Perhaps the most powerful position a Momentum Community alumnus has reached is that of Waleed Shahid, who today is the communications director of the Justice Democrats and a key figure in the Pennsylvania Working Families Party. Shahid was one of the earliest core members of Momentum when Ayni was still called “Movement Mastery.”
Shahid also seems to have a knack for creating topics of discussion Ocasio-Cortez likes to repeat, such as blaming the Philadelphia refinery explosion of June 21 on the “fossil fuels economy.” Later that day, seemingly with no other inspiration besides Shahid and the Sunrise Movement’s announcement five minutes after his, the congresswoman from the Bronx tweeted out a take that connected the explosion to the “existential crisis” of climate change. This is far from the only time Shahid’s tweets seemed to be coordinated with, precede, or hype the goings on of either Ocasio-Cortez or other members of “The Squad.”
According to Politico Magazine, Shahid is the one credited with focusing Justice Democrats’ efforts on her congressional race against incumbent Democrat Rep. Joe Crowley. Shahid also offered one of the earliest responses in support of Minnesota Rep. Ilhan Omar’s “all about the Benjamins” comment about the American Israel Public Affairs Committee that set off a media firestorm. His Twitter feed is replete with retweets of Sunrise’s posts.
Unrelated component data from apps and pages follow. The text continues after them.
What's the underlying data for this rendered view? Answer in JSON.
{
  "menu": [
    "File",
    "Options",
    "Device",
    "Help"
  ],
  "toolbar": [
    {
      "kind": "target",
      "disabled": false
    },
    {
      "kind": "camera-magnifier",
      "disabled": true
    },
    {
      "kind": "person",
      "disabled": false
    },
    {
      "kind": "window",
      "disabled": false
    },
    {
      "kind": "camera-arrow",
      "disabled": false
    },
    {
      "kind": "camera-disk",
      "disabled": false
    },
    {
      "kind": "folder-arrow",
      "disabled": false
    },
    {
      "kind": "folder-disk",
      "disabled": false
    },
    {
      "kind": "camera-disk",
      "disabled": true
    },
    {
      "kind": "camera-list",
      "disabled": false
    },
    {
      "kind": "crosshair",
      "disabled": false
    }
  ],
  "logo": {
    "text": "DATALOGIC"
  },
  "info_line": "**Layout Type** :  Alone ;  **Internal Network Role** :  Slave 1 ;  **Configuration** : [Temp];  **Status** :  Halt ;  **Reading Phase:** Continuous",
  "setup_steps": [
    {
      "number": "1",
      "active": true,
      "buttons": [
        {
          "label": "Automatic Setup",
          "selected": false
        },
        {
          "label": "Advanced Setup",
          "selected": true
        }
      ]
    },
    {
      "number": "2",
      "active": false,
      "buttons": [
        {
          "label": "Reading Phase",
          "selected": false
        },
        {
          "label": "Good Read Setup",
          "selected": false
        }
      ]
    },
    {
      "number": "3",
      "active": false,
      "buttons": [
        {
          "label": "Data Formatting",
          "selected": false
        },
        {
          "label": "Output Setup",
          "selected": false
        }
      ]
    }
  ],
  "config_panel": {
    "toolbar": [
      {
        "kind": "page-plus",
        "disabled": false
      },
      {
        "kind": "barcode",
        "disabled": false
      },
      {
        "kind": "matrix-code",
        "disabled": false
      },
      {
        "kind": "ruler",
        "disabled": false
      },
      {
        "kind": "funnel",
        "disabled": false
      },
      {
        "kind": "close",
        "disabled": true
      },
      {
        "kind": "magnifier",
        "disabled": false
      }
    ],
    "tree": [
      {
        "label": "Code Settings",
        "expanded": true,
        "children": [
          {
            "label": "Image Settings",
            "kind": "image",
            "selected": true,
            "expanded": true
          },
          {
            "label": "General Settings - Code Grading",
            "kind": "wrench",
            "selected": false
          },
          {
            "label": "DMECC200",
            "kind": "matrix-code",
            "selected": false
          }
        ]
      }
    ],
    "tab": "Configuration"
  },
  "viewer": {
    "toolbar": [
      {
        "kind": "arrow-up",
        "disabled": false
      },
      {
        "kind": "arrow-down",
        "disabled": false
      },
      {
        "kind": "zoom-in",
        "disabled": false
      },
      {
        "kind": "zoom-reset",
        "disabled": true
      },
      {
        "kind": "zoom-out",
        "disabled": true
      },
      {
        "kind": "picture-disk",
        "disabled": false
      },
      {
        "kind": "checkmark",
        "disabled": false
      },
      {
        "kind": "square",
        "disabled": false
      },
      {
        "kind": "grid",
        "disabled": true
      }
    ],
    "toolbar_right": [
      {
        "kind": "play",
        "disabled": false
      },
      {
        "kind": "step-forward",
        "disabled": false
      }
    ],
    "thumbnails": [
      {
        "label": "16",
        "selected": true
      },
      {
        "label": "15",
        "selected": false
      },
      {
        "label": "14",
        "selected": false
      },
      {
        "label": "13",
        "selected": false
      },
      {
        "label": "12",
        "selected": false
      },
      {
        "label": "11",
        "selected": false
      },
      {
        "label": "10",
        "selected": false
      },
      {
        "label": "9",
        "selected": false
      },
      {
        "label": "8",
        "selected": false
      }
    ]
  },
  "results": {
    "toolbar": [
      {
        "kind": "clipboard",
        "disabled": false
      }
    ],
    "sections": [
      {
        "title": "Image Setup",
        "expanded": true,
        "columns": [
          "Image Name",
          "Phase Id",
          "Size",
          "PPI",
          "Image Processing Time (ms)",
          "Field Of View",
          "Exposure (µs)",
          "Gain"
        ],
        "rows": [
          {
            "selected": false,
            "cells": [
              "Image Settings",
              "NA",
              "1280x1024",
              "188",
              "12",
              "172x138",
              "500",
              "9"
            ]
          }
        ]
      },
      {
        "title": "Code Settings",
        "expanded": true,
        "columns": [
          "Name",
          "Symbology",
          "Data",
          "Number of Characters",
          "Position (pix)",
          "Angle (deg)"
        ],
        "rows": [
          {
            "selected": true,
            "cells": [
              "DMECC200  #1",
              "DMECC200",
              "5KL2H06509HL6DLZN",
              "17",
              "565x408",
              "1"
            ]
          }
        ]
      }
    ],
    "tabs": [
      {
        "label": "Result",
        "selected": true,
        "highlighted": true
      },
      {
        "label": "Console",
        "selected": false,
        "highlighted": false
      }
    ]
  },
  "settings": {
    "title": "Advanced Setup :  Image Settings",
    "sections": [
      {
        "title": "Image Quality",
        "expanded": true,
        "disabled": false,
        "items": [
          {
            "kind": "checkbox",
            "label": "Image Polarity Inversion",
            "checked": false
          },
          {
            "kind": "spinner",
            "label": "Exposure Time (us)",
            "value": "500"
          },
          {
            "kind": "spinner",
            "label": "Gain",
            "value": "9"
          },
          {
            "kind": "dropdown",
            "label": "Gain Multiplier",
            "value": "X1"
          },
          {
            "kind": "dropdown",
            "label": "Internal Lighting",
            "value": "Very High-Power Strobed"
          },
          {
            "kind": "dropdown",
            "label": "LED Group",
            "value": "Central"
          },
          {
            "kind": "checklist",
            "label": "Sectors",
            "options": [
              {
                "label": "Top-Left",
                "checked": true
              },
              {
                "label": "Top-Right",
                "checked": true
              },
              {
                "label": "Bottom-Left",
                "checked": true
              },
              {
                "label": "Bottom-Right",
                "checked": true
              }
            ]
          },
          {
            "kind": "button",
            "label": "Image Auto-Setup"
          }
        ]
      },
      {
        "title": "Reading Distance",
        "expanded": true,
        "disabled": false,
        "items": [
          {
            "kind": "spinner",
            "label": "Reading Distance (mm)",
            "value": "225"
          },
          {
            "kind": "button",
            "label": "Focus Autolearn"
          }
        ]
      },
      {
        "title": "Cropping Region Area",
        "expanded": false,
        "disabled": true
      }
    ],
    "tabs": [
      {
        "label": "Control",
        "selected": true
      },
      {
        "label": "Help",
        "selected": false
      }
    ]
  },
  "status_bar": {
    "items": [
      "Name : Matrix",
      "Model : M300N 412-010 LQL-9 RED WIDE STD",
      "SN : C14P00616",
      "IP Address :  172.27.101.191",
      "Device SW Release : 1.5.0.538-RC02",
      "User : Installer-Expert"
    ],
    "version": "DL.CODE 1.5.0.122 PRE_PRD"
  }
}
Regardless of the merits of his political positions, Shahid is rapidly proving himself to be a masterful political spin doctor, and his work has yielded results. Thanks to his fusion voting strategy, Sunrise-endorsed candidates (all Democrats) have won five seats in the Pennsylvania legislature and three more in the New York state Senate. It also has five endorsed candidates that won U.S. House seats, including all members of “The Squad.”
Does Sunrise Own The Democratic Party?
Sunrise’s influence on the Democratic presidential nomination is becoming more apparent by the week. During the July debate in Detroit, Sunrise activists staged a raucous protest outside the Fox Theatre venue that included appearances by union leaders, Prakash, and Rep. Rashida Tlaib, D-Mich. Organizers claimed a crowd of 1,200 demonstrators.
After the first debate in June, the Sunrise activists succeeded in lobbying for two climate forums on CNN and MSNBC in September. Sunrise was quick to note on July 25 that it is not satisfied that these are “forums” as opposed to “debates.” Chris Hayes, an editor-at-large with The Nation — a publication that has given copious editorial space to Sunrise, including publishing three separate appeals for reader support for Sunrise just this year — will host the MSNBC forum.
Somehow Inslee, who has staked his campaign on climate change and whose plan Sunrise has endorsed, has not RSVPed for the event. Neither has Tom Steyer, a person deeply tied to McKibben. Steyer’s nonprofit NextGen America is also tied to Sunrise, and according to the New York Times, the two groups “strategize” together.
Inslee may not be going because he is already a full convert. In an outburst during the Democratic debate on July 31, he berated former vice president Joe Biden, yelling, “We cannot work this out! The time is up. Our house is on fire. We have to stop using coal in 10 years!”
The Momentum Community has been attempting to claw into positions of higher influence. In June, the IfNotNow group sent six paid fellows to follow candidates around New Hampshire to pressure them to commit to “ending the occupation” of Palestine. They succeeded in getting an affirmative answer from Sen. Elizabeth Warren, D-Mass., whose staff includes Max Berger, an IfNotNow co-founder and paid associate of Justice Democrats.
No counterweight is acting against it in the Democratic Party, as many of its members are alumni of the Sanders campaign. The illusion is that groups such as these are providing the energy and enthusiasm of youth, while Shahid and other heavyweights such as McKibben are providing the support. The reality is that these calculating, power-hungry backroom dealers now have an army of followers willing to make a scene and get arrested on behalf of their doomsday prophecy.